Individuals in rural Oromia said they have been denied access to fertilizers and seeds by administrative officials who view them as opposition supporters. Farmers who have voiced support for recognized opposition political parties in rural Oromia have reportedly been detained without charge for 30 days or more by kebele “social courts,” which are run by government party appointees without legal training.
“Federal police and regional officials responsible for these abuses must be investigated and punished,” Takirambudde said. “Prime Minister Meles Zenawi should publicly order all security forces to abide by international standards on the use of force.”
Federal police—usually identified by their blue camouflage uniforms—have been responsible for many of the abuses in Addis Ababa and the rural areas since the parliamentary elections in May. According to victims and witnesses in Addis Ababa, Oromia and the Amhara region, federal police beat and shot students and other protestors in those locations in November. In one case from Bahar Dar, where two students were killed and two were wounded in early November, an eyewitness told Human Rights Watch that the school was surrounded by the police who shot into the compound where the unarmed students were collected.
Federal police also played a key role in the violence in Addis Ababa in early November. Eyewitnesses told Human Rights Watch that the federal police savagely beat unarmed students with batons and shot at their backs as they fled.
Thousands of people were arrested and detained in Addis Ababa and the rural areas following the demonstrations in June and November. Many of the people detained in the wake of the November violence have since been released. Yet more than 3,000 detainees held at the Dedessa military camp since November are apparently being transferred to Ziway prison, 130 kilometers south of Addis Ababa, for further questioning and possible charges.
As many as 2,500 other detainees, including many opposition supporters and some opposition party election observers, are reportedly being held in another detention facility, Bir Shelako, about 385 kilometers northwest of Addis Ababa near Bure town in the Amhara region.
“The Ethiopian government has detained people indefinitely without trial in recent years, so there's a real concern that the authorities will do the same again,” Takirambudde said. “Donor governments should call on the Ethiopian government to ensure that all detainees are either promptly charged and given fair trials, or released.”
Since the May 15 parliamentary elections in which opposition parties made massive gains in their share of seats, the EPRDF government led by Prime Minister Meles Zenawi has used repression, intimidation and violence to punish real or perceived opposition supporters and eliminate dissent in both urban centers and rural areas.

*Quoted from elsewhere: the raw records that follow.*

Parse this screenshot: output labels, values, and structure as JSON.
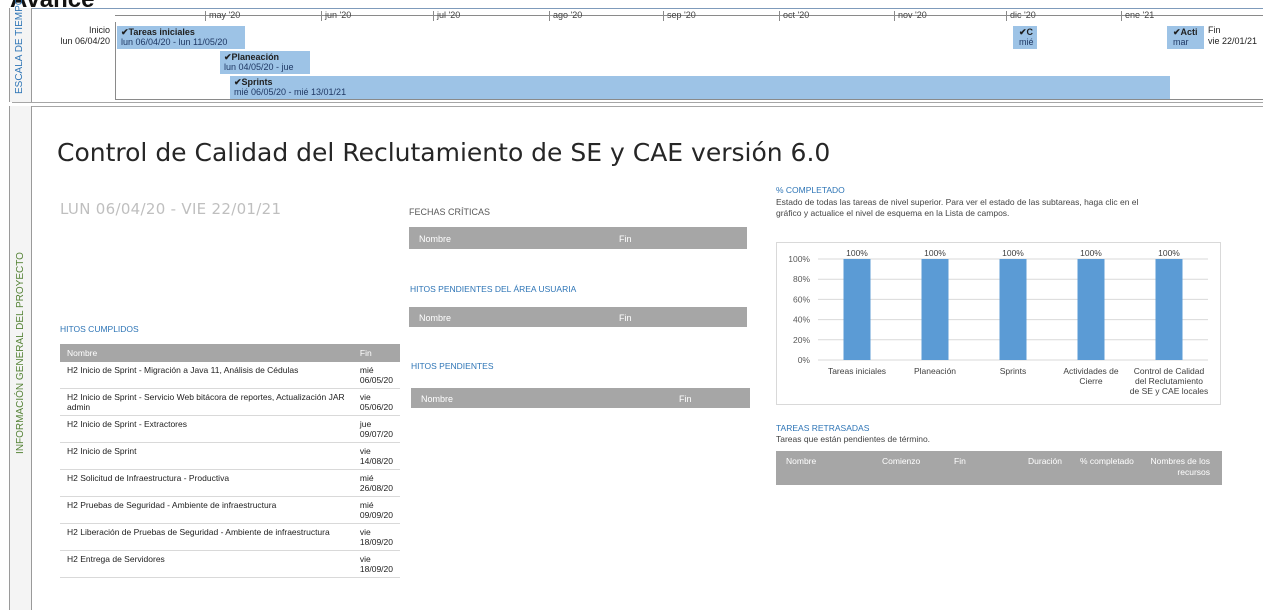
{
  "top_title": "Avance",
  "timeline": {
    "side_label": "ESCALA DE TIEMPO",
    "start_label": "Inicio",
    "start_date": "lun 06/04/20",
    "end_label": "Fin",
    "end_date": "vie 22/01/21",
    "months": [
      "may '20",
      "jun '20",
      "jul '20",
      "ago '20",
      "sep '20",
      "oct '20",
      "nov '20",
      "dic '20",
      "ene '21"
    ],
    "bars": [
      {
        "name": "✔Tareas iniciales",
        "dates": "lun 06/04/20 - lun 11/05/20"
      },
      {
        "name": "✔Planeación",
        "dates": "lun 04/05/20 - jue"
      },
      {
        "name": "✔Sprints",
        "dates": "mié 06/05/20 - mié 13/01/21"
      },
      {
        "name": "✔C",
        "dates": "mié"
      },
      {
        "name": "✔Acti",
        "dates": "mar"
      }
    ]
  },
  "side_label": "INFORMACIÓN GENERAL DEL PROYECTO",
  "report_title": "Control de Calidad del Reclutamiento de SE y CAE versión 6.0",
  "date_range": "LUN 06/04/20 -  VIE 22/01/21",
  "hitos_cumplidos": {
    "title": "HITOS CUMPLIDOS",
    "col_nombre": "Nombre",
    "col_fin": "Fin",
    "rows": [
      {
        "nombre": "H2 Inicio de Sprint - Migración a Java 11, Análisis de Cédulas",
        "fin1": "mié",
        "fin2": "06/05/20"
      },
      {
        "nombre": "H2 Inicio de Sprint - Servicio Web bitácora de reportes, Actualización JAR admin",
        "fin1": "vie",
        "fin2": "05/06/20"
      },
      {
        "nombre": "H2 Inicio de Sprint - Extractores",
        "fin1": "jue",
        "fin2": "09/07/20"
      },
      {
        "nombre": "H2 Inicio de Sprint",
        "fin1": "vie",
        "fin2": "14/08/20"
      },
      {
        "nombre": "H2 Solicitud de Infraestructura - Productiva",
        "fin1": "mié",
        "fin2": "26/08/20"
      },
      {
        "nombre": "H2 Pruebas de Seguridad - Ambiente de infraestructura",
        "fin1": "mié",
        "fin2": "09/09/20"
      },
      {
        "nombre": "H2 Liberación de Pruebas de Seguridad - Ambiente de infraestructura",
        "fin1": "vie",
        "fin2": "18/09/20"
      },
      {
        "nombre": "H2 Entrega de Servidores",
        "fin1": "vie",
        "fin2": "18/09/20"
      }
    ]
  },
  "fechas_criticas": {
    "title": "FECHAS CRÍTICAS",
    "col_nombre": "Nombre",
    "col_fin": "Fin"
  },
  "hitos_area_usuaria": {
    "title": "HITOS PENDIENTES DEL ÁREA USUARIA",
    "col_nombre": "Nombre",
    "col_fin": "Fin"
  },
  "hitos_pendientes": {
    "title": "HITOS PENDIENTES",
    "col_nombre": "Nombre",
    "col_fin": "Fin"
  },
  "completado": {
    "title": "% COMPLETADO",
    "desc_line1": "Estado de todas las tareas de nivel superior. Para ver el estado de las subtareas, haga clic en el",
    "desc_line2": "gráfico y actualice el nivel de esquema en la Lista de campos."
  },
  "chart_data": {
    "type": "bar",
    "categories": [
      "Tareas iniciales",
      "Planeación",
      "Sprints",
      "Actividades de Cierre",
      "Control de Calidad del Reclutamiento de SE y CAE locales"
    ],
    "category_lines": [
      [
        "Tareas iniciales"
      ],
      [
        "Planeación"
      ],
      [
        "Sprints"
      ],
      [
        "Actividades de",
        "Cierre"
      ],
      [
        "Control de Calidad",
        "del Reclutamiento",
        "de SE y CAE locales"
      ]
    ],
    "values": [
      100,
      100,
      100,
      100,
      100
    ],
    "value_labels": [
      "100%",
      "100%",
      "100%",
      "100%",
      "100%"
    ],
    "yticks": [
      "0%",
      "20%",
      "40%",
      "60%",
      "80%",
      "100%"
    ],
    "ylim": [
      0,
      100
    ],
    "bar_color": "#5b9bd5",
    "grid": true
  },
  "tareas_retrasadas": {
    "title": "TAREAS RETRASADAS",
    "subtitle": "Tareas que están pendientes de término.",
    "cols": [
      "Nombre",
      "Comienzo",
      "Fin",
      "Duración",
      "% completado",
      "Nombres de los recursos"
    ]
  }
}
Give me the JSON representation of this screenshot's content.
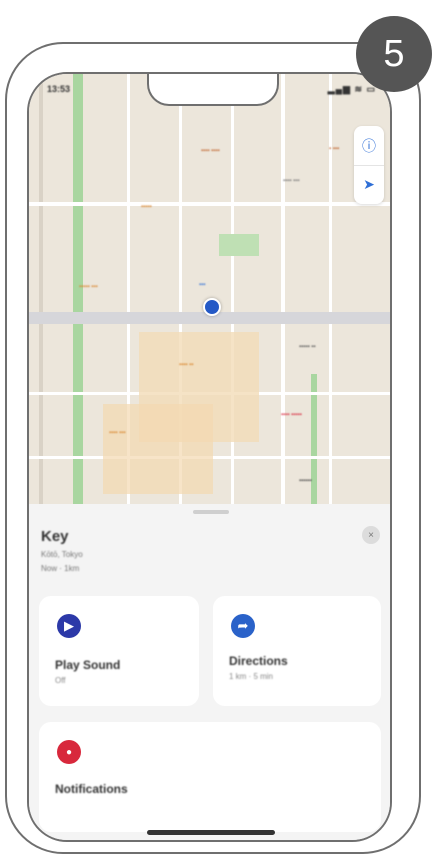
{
  "step_badge": "5",
  "status": {
    "time": "13:53",
    "icons": "▂▄▆ ≋ ▭"
  },
  "map": {
    "controls": [
      {
        "icon": "info-icon",
        "glyph": "ⓘ"
      },
      {
        "icon": "location-arrow-icon",
        "glyph": "➤"
      }
    ],
    "pin_icon": "map-pin-icon"
  },
  "sheet": {
    "item_name": "Key",
    "item_location": "Kōtō, Tokyo",
    "item_time": "Now · 1km",
    "close_glyph": "×",
    "actions": [
      {
        "title": "Play Sound",
        "subtitle": "Off",
        "icon": "play-icon",
        "glyph": "▶",
        "color": "#2c39a8"
      },
      {
        "title": "Directions",
        "subtitle": "1 km · 5 min",
        "icon": "car-icon",
        "glyph": "➦",
        "color": "#2a62c9"
      },
      {
        "title": "Notifications",
        "subtitle": "",
        "icon": "bell-icon",
        "glyph": "●",
        "color": "#d8283c"
      }
    ]
  },
  "colors": {
    "accent": "#2f6fd6",
    "badge": "#555555",
    "danger": "#d8283c"
  }
}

In June and again in November, demonstrations by opposition supporters in Addis Ababa were met with lethal force from the government. In June alone, more than 30 people were killed and more than 100 injured in Addis Ababa when security forces fired upon demonstrators, who, in some cases, were throwing stones and blocking roads. On November 1-3, at least 46 protestors and seven policemen died in Addis Ababa. Following each episode of violence, the government arrested thousands of people in Addis Ababa and many other cities as part of a national crackdown. While most of the June detainees have reportedly been released, thousands of people arrested in November and afterwards remain in detention.
Many supporters of the opposition Coalition for Unity and Democracy (CUD) and other opposition parties were arbitrarily detained without charges, and editors of five newspapers were arrested (and later released on bail), apparently for their coverage of the post-election violence.
On December 21, the government charged 131 persons—including prominent CUD politicians Hailu Shawel, Mesfin Woldemariam and the newly elected CUD mayor of Addis Ababa, Berhanu Nega—with charges including treason, inciting violence and planning to commit genocide. Several civil society activists and 13 journalists were included in the group.